ONE of the issues raised on the Malaysian political scene lately has been money politics. Since 2006, I have been writing on the need to fight money politics, which is part of the idea in my fourth book, New Politics.
Politics needs money. But it must be regulated. It becomes wrong when money is used to advance political expediency. This happens in a number of ways, involving a sophisticated system and process. Perhaps, it has become a culture or so deeply embedded in our society that some people do not see it as money politics or as something bad. Or, they simply ignore it. Worse still, some actually thrive on it.
The effects are manifold: dirty politics, corruption, leakages, control by the rich, black money and people losing faith in democracy. Hence, I strongly support a recent proposal to formulate a law on political financing.
Such a law is needed, among others, to regulate the use of money or political funding, for example, by political parties and the individual politician. For parties, this includes the budget for administration, activities and general election campaigns.
For the individual politician, this includes his/her budget as a party member/leader, as a candidate in a party election and general election, as a people’s representative and as a government minister or official.
At party level, regulation is needed to determine the amount of money required to cover the various expenses; the sources of income; any involvement of state officers, assets or budgets in party activities; and whether accounts are duly audited and openly presented, debated and approved at annual general meetings. The whole system and process must be based on the principle of integrity.
At the individual level, it must be known how much money is required and what the sources of funding are. There needs to be a mechanism to check if there is any misuse of official or government position for personal interests and of bank accounts, and if there is any involvement in the buying of votes in party and general elections.

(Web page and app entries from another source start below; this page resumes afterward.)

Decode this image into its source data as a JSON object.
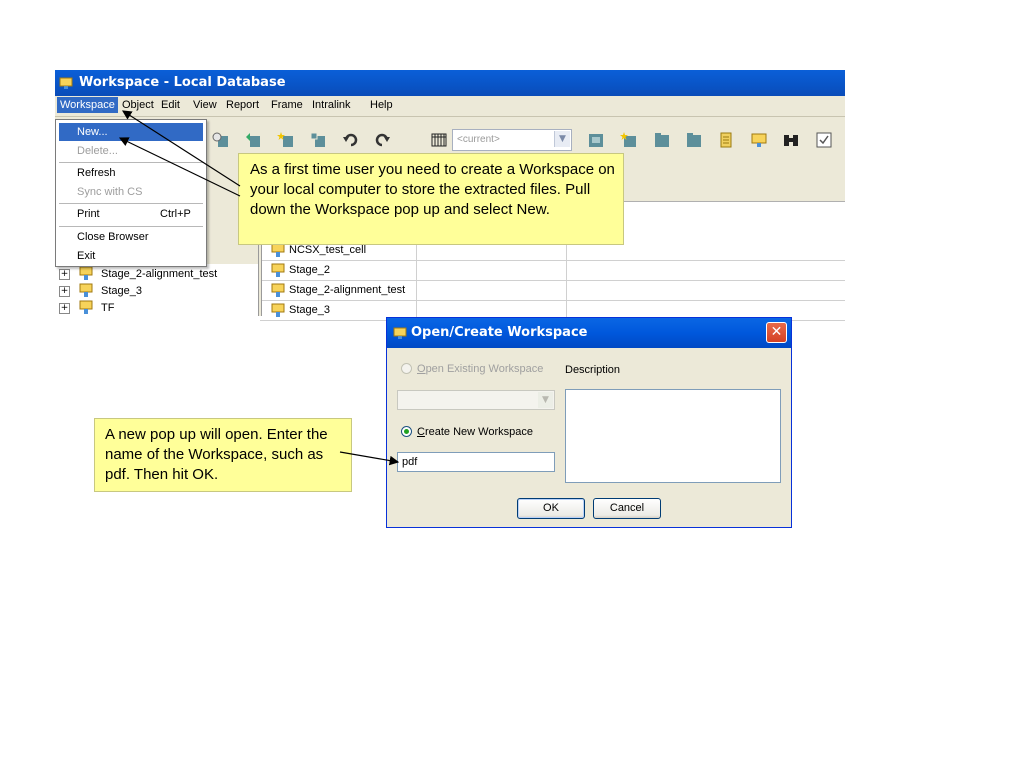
{
  "window": {
    "title": "Workspace - Local Database",
    "menus": [
      "Workspace",
      "Object",
      "Edit",
      "View",
      "Report",
      "Frame",
      "Intralink",
      "Help"
    ],
    "combo_value": "<current>"
  },
  "dropdown": {
    "items": [
      {
        "label": "New...",
        "shortcut": ""
      },
      {
        "label": "Delete...",
        "shortcut": ""
      },
      {
        "label": "Refresh",
        "shortcut": ""
      },
      {
        "label": "Sync with CS",
        "shortcut": ""
      },
      {
        "label": "Print",
        "shortcut": "Ctrl+P"
      },
      {
        "label": "Close Browser",
        "shortcut": ""
      },
      {
        "label": "Exit",
        "shortcut": ""
      }
    ]
  },
  "grid": {
    "rows": [
      "NCSX_test_cell",
      "Stage_2",
      "Stage_2-alignment_test",
      "Stage_3"
    ]
  },
  "tree": {
    "nodes": [
      "Stage_2-alignment_test",
      "Stage_3",
      "TF"
    ]
  },
  "callouts": {
    "first": "As a first time user you need to create a Workspace on your local computer to store the extracted files.   Pull down the Workspace pop up and select New.",
    "second": "A new pop up will open.  Enter the name of the Workspace, such as pdf.  Then hit OK."
  },
  "dialog": {
    "title": "Open/Create Workspace",
    "close": "✕",
    "open_existing_prefix": "O",
    "open_existing_rest": "pen Existing Workspace",
    "description_label": "Description",
    "create_new_prefix": "C",
    "create_new_rest": "reate New Workspace",
    "name_value": "pdf",
    "ok_label": "OK",
    "cancel_label": "Cancel"
  },
  "colors": {
    "callout": "#ffff99",
    "titlebar": "#0a5fd8",
    "selection": "#316ac5"
  }
}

To be more transparent, some of our general election laws and regulations need to be improved. Take processions on nomination day. If a political party wants to stand in all of the 222 parliamentary constituencies, it will want maybe 5,000 people in its procession in each constituency. If its supporters participate voluntarily, it is a non-issue but if it needs to make an allocation for them, imagine the amount of money that will be spent on shirts, caps, umbrellas, food and fares.
Then, there are the posters. If there is a limit on the places where the candidates can exhibit their posters, imagine how much money will be saved.
The point is, once the need to secure funding for campaigns is reduced, that is, if there are no nomination day processions or poster wars, there will be less pressure to seek a large budget. This, in turn, will minimise money politics.
We also need a much clearer definition of party workers. Existing laws sort of allow party workers to be allocated a nominal allowance during campaigning. But what is the reasonable number of party workers in a given constituency? If a candidate declares the whole village — his/her prospective voters — as party workers, that is tantamount to vote buying.
The ceiling for campaign expenditure also needs to be defined. Current regulation states that a parliamentary candidate cannot spend more than RM200,000. I believe all the candidates declare that they spent less than RM200,000. But are we sure they spent only that much?
I contested the Temerloh parliamentary constituency twice. I won in 2008 but lost in 2013. I have my own story. People who know me will tell you that I am not a big spender. They will also tell you who the big spenders are and how much they spent. What about the by-elections? With every political party using almost everything in their arsenal, surely, their spending cannot be less than RM200,000?
If we do not put a stop to money politics, there will be parties and individuals who will use money to gain power and use that power to gain more money in order to secure more power. This will go on and on. It will become a vicious circle.
So, we must urgently stop money politics. So, for a start, how about introducing a law on political financing?
Datuk Saifuddin Abdullah is CEO of the Global Movement of Moderates Foundation and former deputy minister of Higher Education. He is active on twitter: @saifuddinabd.
This article first appeared in Opinion, digitaledge Weekly, on Aug 3 - 9, 2015.